[Web page and app entries]
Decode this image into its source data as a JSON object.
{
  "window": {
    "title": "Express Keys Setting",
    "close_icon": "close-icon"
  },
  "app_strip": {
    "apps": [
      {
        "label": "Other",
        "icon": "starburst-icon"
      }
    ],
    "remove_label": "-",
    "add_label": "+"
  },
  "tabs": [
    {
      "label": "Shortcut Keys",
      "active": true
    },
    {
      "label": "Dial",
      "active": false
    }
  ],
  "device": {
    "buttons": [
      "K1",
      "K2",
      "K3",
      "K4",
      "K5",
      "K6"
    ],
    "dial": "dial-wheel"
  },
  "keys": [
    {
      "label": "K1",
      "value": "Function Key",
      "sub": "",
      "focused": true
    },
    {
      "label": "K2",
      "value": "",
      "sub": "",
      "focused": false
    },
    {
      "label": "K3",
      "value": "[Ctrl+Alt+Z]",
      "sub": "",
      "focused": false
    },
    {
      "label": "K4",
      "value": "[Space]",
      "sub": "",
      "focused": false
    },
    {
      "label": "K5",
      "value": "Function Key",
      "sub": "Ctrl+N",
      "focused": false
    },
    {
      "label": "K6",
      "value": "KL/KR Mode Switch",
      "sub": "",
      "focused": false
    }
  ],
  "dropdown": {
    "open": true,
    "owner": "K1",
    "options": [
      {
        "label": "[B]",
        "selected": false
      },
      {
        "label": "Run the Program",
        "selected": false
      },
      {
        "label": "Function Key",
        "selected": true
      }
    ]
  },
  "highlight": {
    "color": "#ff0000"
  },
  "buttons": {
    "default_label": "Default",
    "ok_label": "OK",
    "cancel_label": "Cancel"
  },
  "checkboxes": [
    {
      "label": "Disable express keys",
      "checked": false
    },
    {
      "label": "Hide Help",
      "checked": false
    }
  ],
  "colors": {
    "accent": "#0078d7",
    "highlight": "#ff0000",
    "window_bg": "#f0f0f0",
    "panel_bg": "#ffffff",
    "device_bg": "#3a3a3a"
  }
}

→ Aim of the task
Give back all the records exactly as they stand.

→ Exercise result
Decode this image into its source data as a JSON object.
{
  "window": {
    "title": "Express Keys Setting",
    "close_icon": "close-icon"
  },
  "app_strip": {
    "apps": [
      {
        "label": "Other",
        "icon": "starburst-icon"
      }
    ],
    "remove_label": "-",
    "add_label": "+"
  },
  "tabs": [
    {
      "label": "Shortcut Keys",
      "active": true
    },
    {
      "label": "Dial",
      "active": false
    }
  ],
  "device": {
    "buttons": [
      "K1",
      "K2",
      "K3",
      "K4",
      "K5",
      "K6"
    ],
    "dial": "dial-wheel"
  },
  "keys": [
    {
      "label": "K1",
      "value": "Function Key",
      "sub": "",
      "focused": true
    },
    {
      "label": "K2",
      "value": "",
      "sub": "",
      "focused": false
    },
    {
      "label": "K3",
      "value": "[Ctrl+Alt+Z]",
      "sub": "",
      "focused": false
    },
    {
      "label": "K4",
      "value": "[Space]",
      "sub": "",
      "focused": false
    },
    {
      "label": "K5",
      "value": "Function Key",
      "sub": "Ctrl+N",
      "focused": false
    },
    {
      "label": "K6",
      "value": "KL/KR Mode Switch",
      "sub": "",
      "focused": false
    }
  ],
  "dropdown": {
    "open": true,
    "owner": "K1",
    "options": [
      {
        "label": "[B]",
        "selected": false
      },
      {
        "label": "Run the Program",
        "selected": false
      },
      {
        "label": "Function Key",
        "selected": true
      }
    ]
  },
  "highlight": {
    "color": "#ff0000"
  },
  "buttons": {
    "default_label": "Default",
    "ok_label": "OK",
    "cancel_label": "Cancel"
  },
  "checkboxes": [
    {
      "label": "Disable express keys",
      "checked": false
    },
    {
      "label": "Hide Help",
      "checked": false
    }
  ],
  "colors": {
    "accent": "#0078d7",
    "highlight": "#ff0000",
    "window_bg": "#f0f0f0",
    "panel_bg": "#ffffff",
    "device_bg": "#3a3a3a"
  }
}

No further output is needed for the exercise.